Or even just this morning, milking in the early stillness, the sky breaking open blue to the west in advance of a predicted Christmas storm, and after that, a trough of deep cold, twenty below or colder, the days not reaching zero. My family is away for the next 10 days or so – gone to hunt deer in North Carolina, where the season runs into the New Year and does are legal game – and I am home, happy for the quiet time, unafraid of the aloneness, though also glad to have plenty to keep me busy. I will feed the fire and ski and break the ice on the animals’ water and bring the truck battery inside to sit by the stove at night. Though where I’ll go if the truck actually starts, I have no idea.


Maybe Not Closely Enough

I am feeding the cows on the knoll behind the barn in order to distribute seed and manure across the deficient pasture. Because this is where I leave their hay, this is where they congregate, and this is where I walk every morning to collect Pip for milking. I enjoy climbing the hill; it’s just high and steep enough to demand something of me, and I like the pressurized feel of blood pushing through my veins, the sound in my ears the steady thumpitythump of my laboring heart.

At the hill’s apex I look down onto the village: The town hall, an old church, a single residence. A line of mother maples aside the road. Beyond that, sloping hayfield and more forest.

This morning it was snowing as it had for half the night, and snow had accumulated atop the cows’ backs. I straddled their spines with fore and middle fingers, then ran my fingers from neck to base of tail and back again, leaving cow-colored stripes in the snow. I did this for no other reason than it felt good to do so, and maybe because it forestalled the journey back down the hill, where mundane tasks awaited me: The remainder of chores, finish installing the snowplow on the truck, a trip to Willey’s Hardware for finish nails. Work.

Pip started down the hill first, and I followed, the view of town slowly diminishing as we dropped, until I had no reason to train my eyes to anything but the hoof-worn path before me. My heart getting quieter, but I listened to it anyway. Maybe too closely. Maybe not closely enough. The air cold and full in my chest.

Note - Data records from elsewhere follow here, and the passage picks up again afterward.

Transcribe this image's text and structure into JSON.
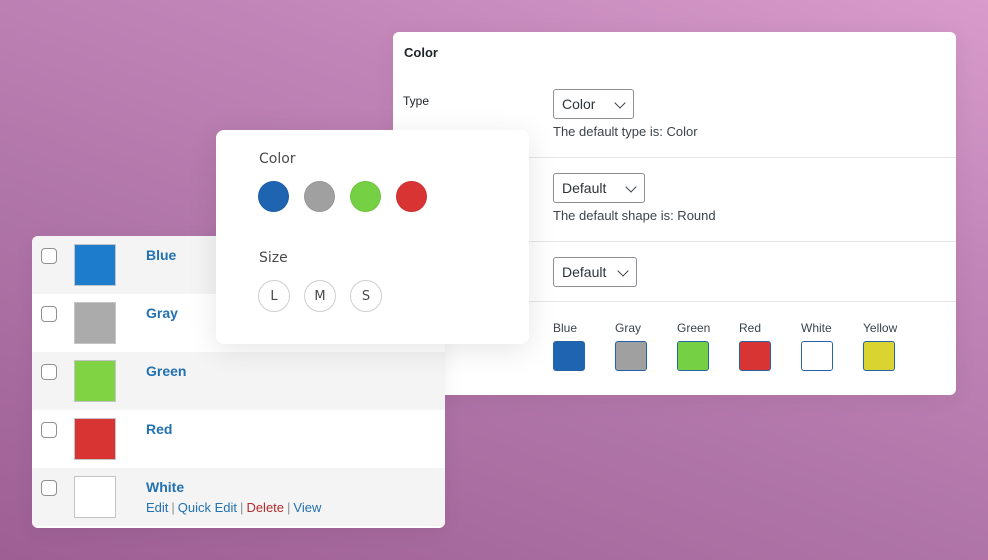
{
  "settings": {
    "title": "Color",
    "type_row": {
      "label": "Type",
      "select_value": "Color",
      "help": "The default type is: Color"
    },
    "shape_row": {
      "select_value": "Default",
      "help": "The default shape is: Round"
    },
    "size_row": {
      "select_value": "Default"
    },
    "swatches": [
      {
        "label": "Blue",
        "color": "#1e64b0"
      },
      {
        "label": "Gray",
        "color": "#a0a0a0"
      },
      {
        "label": "Green",
        "color": "#75d043"
      },
      {
        "label": "Red",
        "color": "#d93434"
      },
      {
        "label": "White",
        "color": "#ffffff"
      },
      {
        "label": "Yellow",
        "color": "#dad431"
      }
    ]
  },
  "card": {
    "color_heading": "Color",
    "colors": [
      {
        "name": "Blue",
        "color": "#1e64b0"
      },
      {
        "name": "Gray",
        "color": "#a0a0a0"
      },
      {
        "name": "Green",
        "color": "#75d043"
      },
      {
        "name": "Red",
        "color": "#d93434"
      }
    ],
    "size_heading": "Size",
    "sizes": [
      "L",
      "M",
      "S"
    ]
  },
  "terms": [
    {
      "name": "Blue",
      "color": "#1e7ccc"
    },
    {
      "name": "Gray",
      "color": "#ababab"
    },
    {
      "name": "Green",
      "color": "#80d444"
    },
    {
      "name": "Red",
      "color": "#d93434"
    },
    {
      "name": "White",
      "color": "#ffffff"
    }
  ],
  "row_actions": {
    "edit": "Edit",
    "quick_edit": "Quick Edit",
    "delete": "Delete",
    "view": "View",
    "separator": "|"
  }
}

I am Lucky to Have Come This Way

P1010940On a gravel road I frequent, someone has left pumpkins, placed them carefully along the shoulder at intervals just distant enough from one another that by the time I happen upon the next, I’ve nearly forgotten about the last. The pleasure I derive from the them is amplified by the knowledge that someone thought to do this, because I can think of no other reason for placing pumpkins by the side of the road if not to tickle the fancy of passersby, and therefore it seems to me an act of kindness and generosity of the purest sort, with no chance for recognition or reciprocity.

Shortly after the last pumpkin I pass a lake, now frozen over, the ice covered by a dusting of new-fallen snow. A yellow dog is running across the frozen water, tail and head high, no human in sight. Just the dog, the snow-covered ice, the orange orb of that final pumpkin disappearing into the rear view mirror, and I know that I am lucky to have come this way.

It is almost the end of another year, and I would like to thank you for reading here. Thank you.